  • How might executives apply & create data filters when using a large touch screen?

  • How might the design improve user accessibility so it’s easier to access different menu buttons and toolbars on very tall touch screens?


Prototype designed to test a responsive transition between pages.



The responsive user experience was released in the 2nd version of Digital Boardroom. The default layout shows as many full size dashboards as possible, and any left over space is populated by a preview of the next dashboard.

SAP Digital Boardroom in Production: Navigation Menu

SAP Digital Boardroom in Production: Navigation Menu

SAP Digital Boardroom in Production - Showing Control Menu

3. Overhauling the Creation Workflow

Import, Organize, Build, Connect

I travelled to work in Germany at the SAP HQ for 3 months. My goal was to research the internal SAP IT team, our European customers, and help build the foundational UX needed to redesign the creation workflow of Digital Boardroom.

sap hq


Our executive users were very excited about the responsive Digital Boardroom viewing experience, but the content creators - the ones who did the hard work of building & pulling all the dashboards together and setting up the Digital Boardroom - were still facing lots of time consuming UX pain points.

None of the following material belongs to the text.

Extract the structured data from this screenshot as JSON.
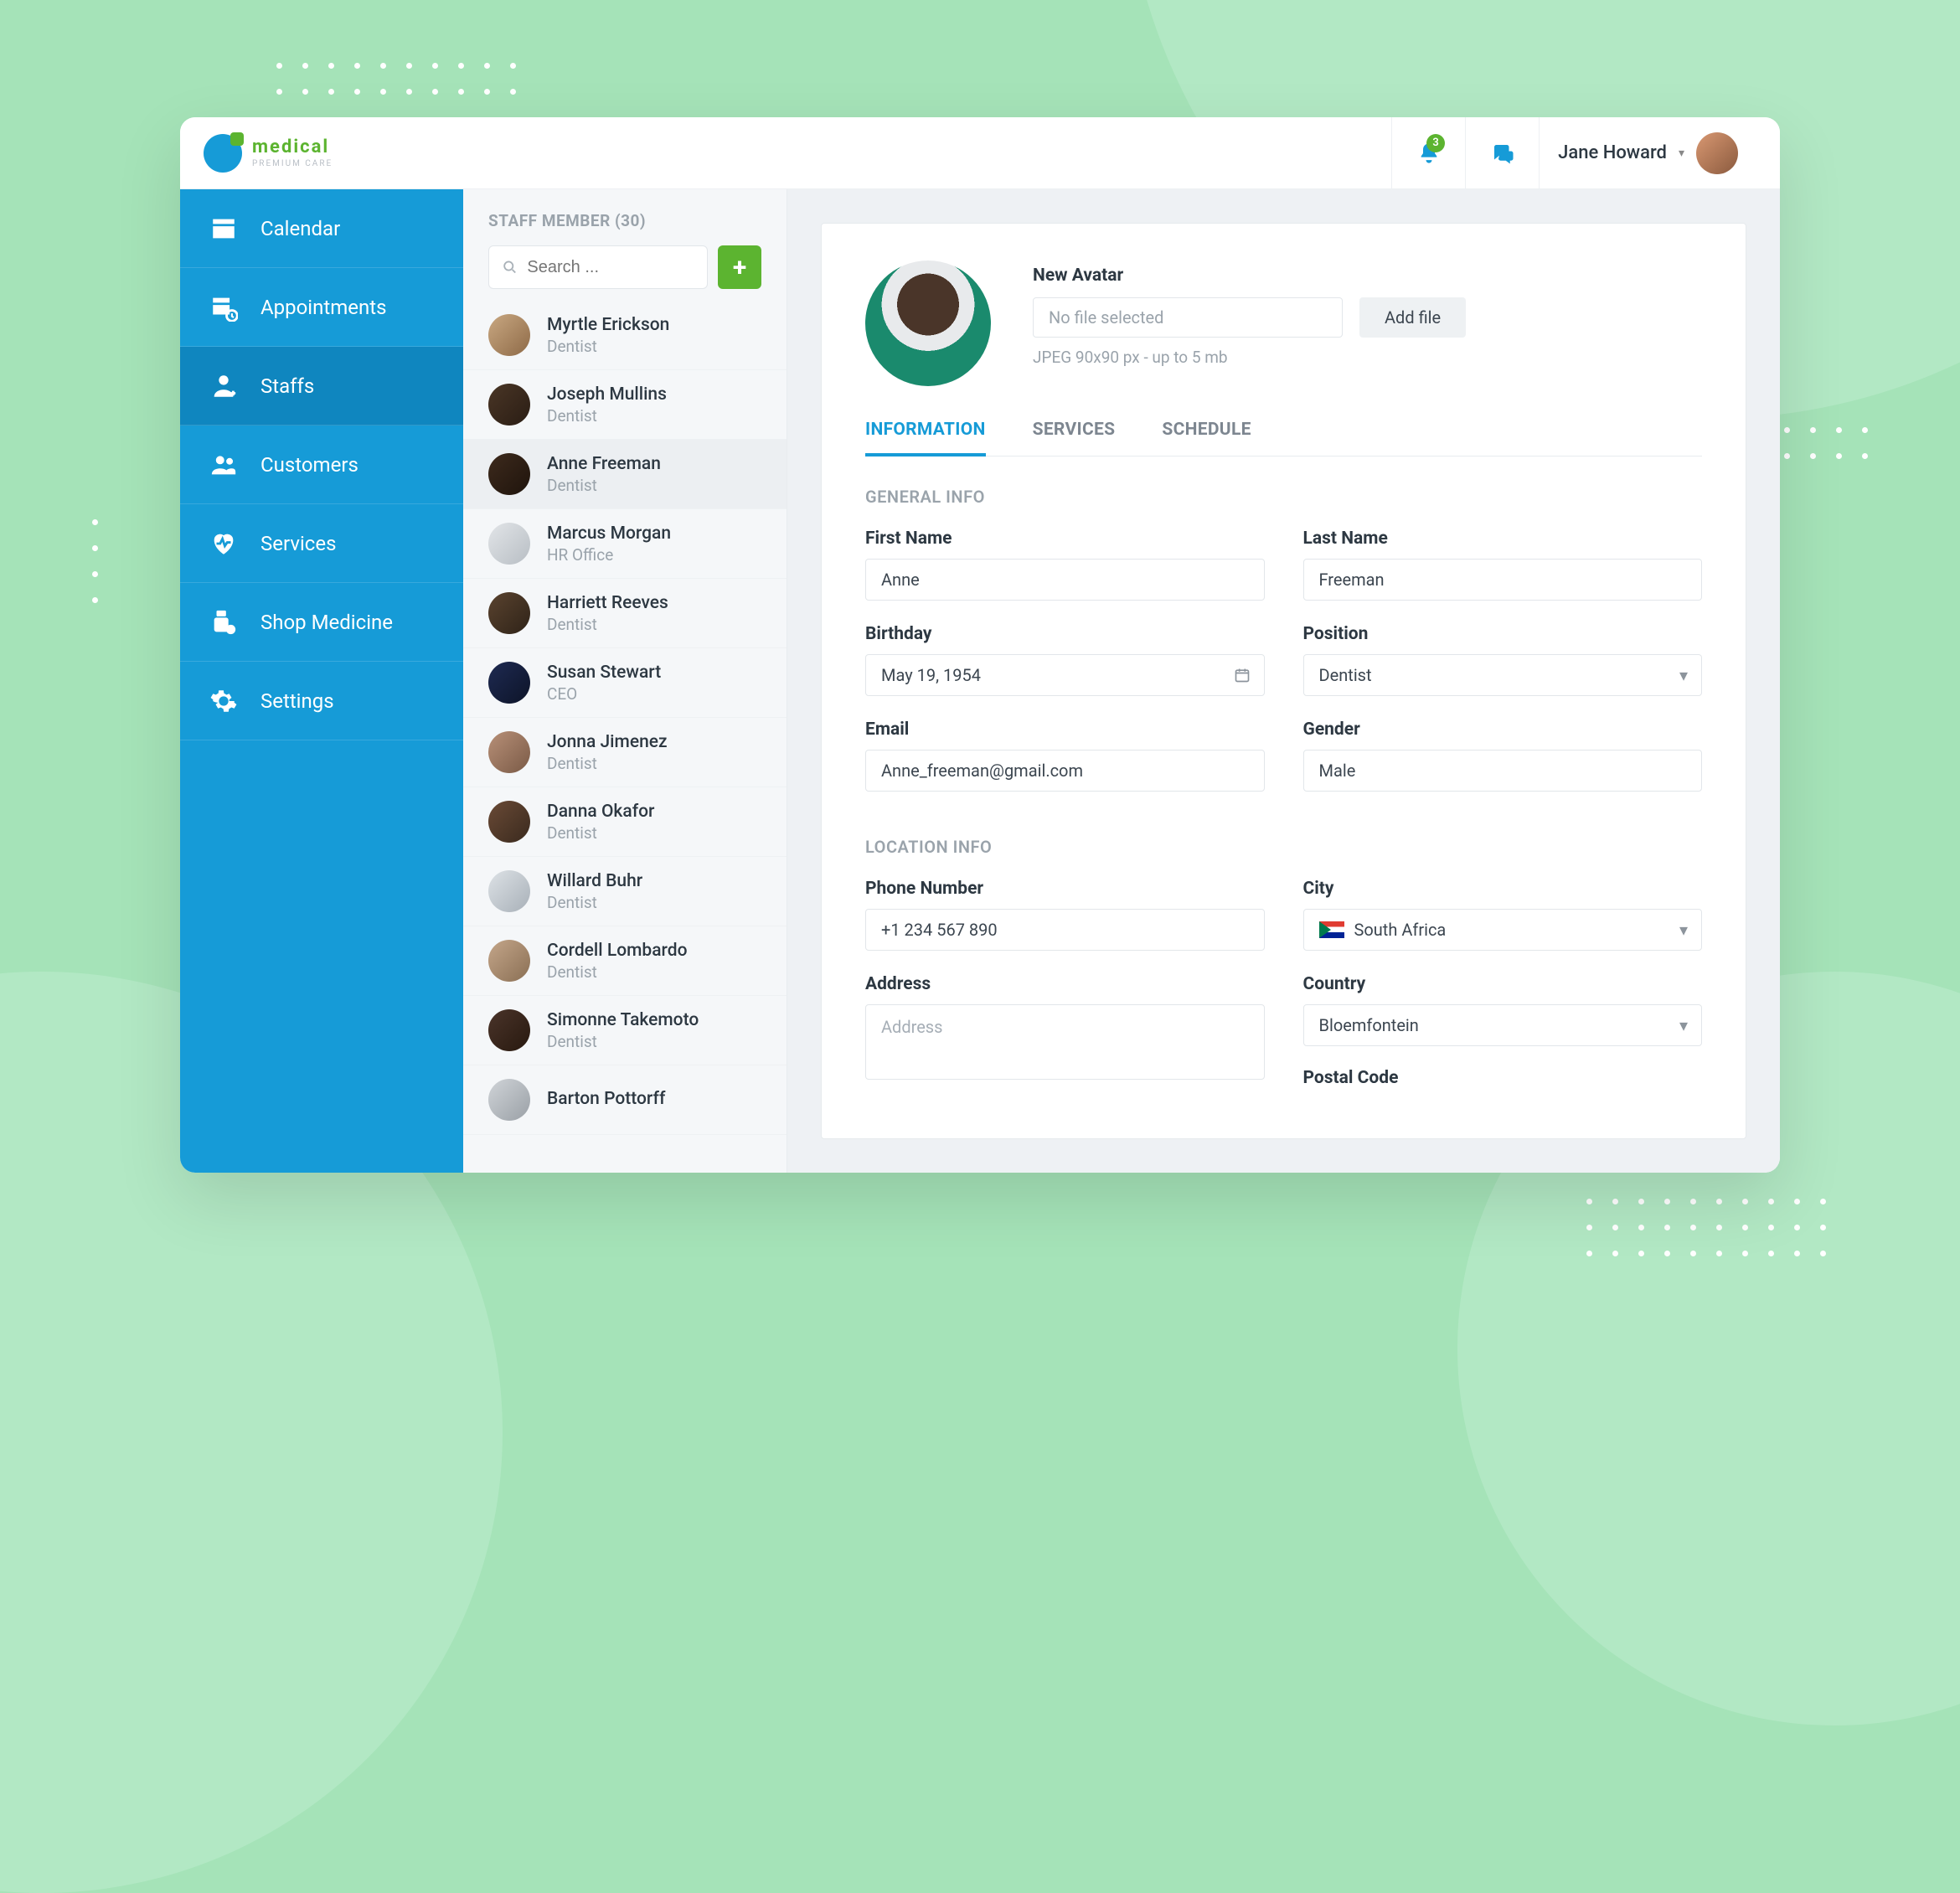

While executives found the dashboards easy to understand and use, content creators found the initial creation experience very rigid.

How do we redesign & build a better creation platform for content creators on Digital Boardrooms?

  • Afford for flexible content structures: Users were required to organize their content into linear ‘agenda item’ structures, which was too limiting for most use cases.
  • Improve how users link dashboards: It was high priority to have a flexible and intuitive way of creating links between dashboards without needing to open each source as they compiled multiple Stories.
  • Improve how users work with many dashboards: If Digital Boardroom is meant to be a central data cockpit, I needed to think about how to reduce friction for content creators managing many Stories.

Sketch Wireframe: Exploring userflow & interaction patterns of populating topics for a boardroom.

Userflow: Overall journey & user flow of creating a Digital Boardroom dashboard or agenda. 



Building wireframes for the fluid creation workflow. I fleshed out the Topic UI, Story Library, and improved linking, and then presented wireframe prototypes to internal users and select customers.

The Topic UI is a simple container for people to put pages/dashboards into an order. Topics can then have any number of children topics, which is visualized in a tree-like structure that shows all the pages/dashboards in the Digital Boardroom. This made it easier for content creators to see how different pieces of the dashboard are linked.

Wireframes: Adding pages from Story Library into Boardroom Topics

Wireframes: Adding pages from Story Library into Boardroom Topics

Patterns in Digital Boardroom creation; dragging and drop pages from the Story Library into topic – and rearranging pages in topics.

The Story Library allows content creators to upload stories to a library in batches for use in the Digital Boardroom, resolving a pain point people experienced when they had trouble remembering what Stories are available and what topic they were added to.

I created a workflow that allowed people to easily create a link between Stories by selecting a source (chart or dashboard) and then dragging it to the destination dashboard.




After the UX was approved by the stakeholders, I held a meeting with all the developers on the project to communicate the overall UX vision and details of each workflow. During the implementation process I sat right next to my development team to provide immediate UX support and make sure we were all on the same page.


What I Learned

It was an amazing opportunity to work alongside my German colleagues to bring the design concept to a reality. This was the biggest and most in-depth project where I owned the UX, managed the priorities, produced concepts, wireframes, and visuals over an intense 3 months.

It was also great learning how to communicate across language barriers and experience the cultural differences in Germany. The experience allowed me to see things from my German colleagues’ point of view, perspectives that were hard to understand when I worked with them over the phone and email from Vancouver.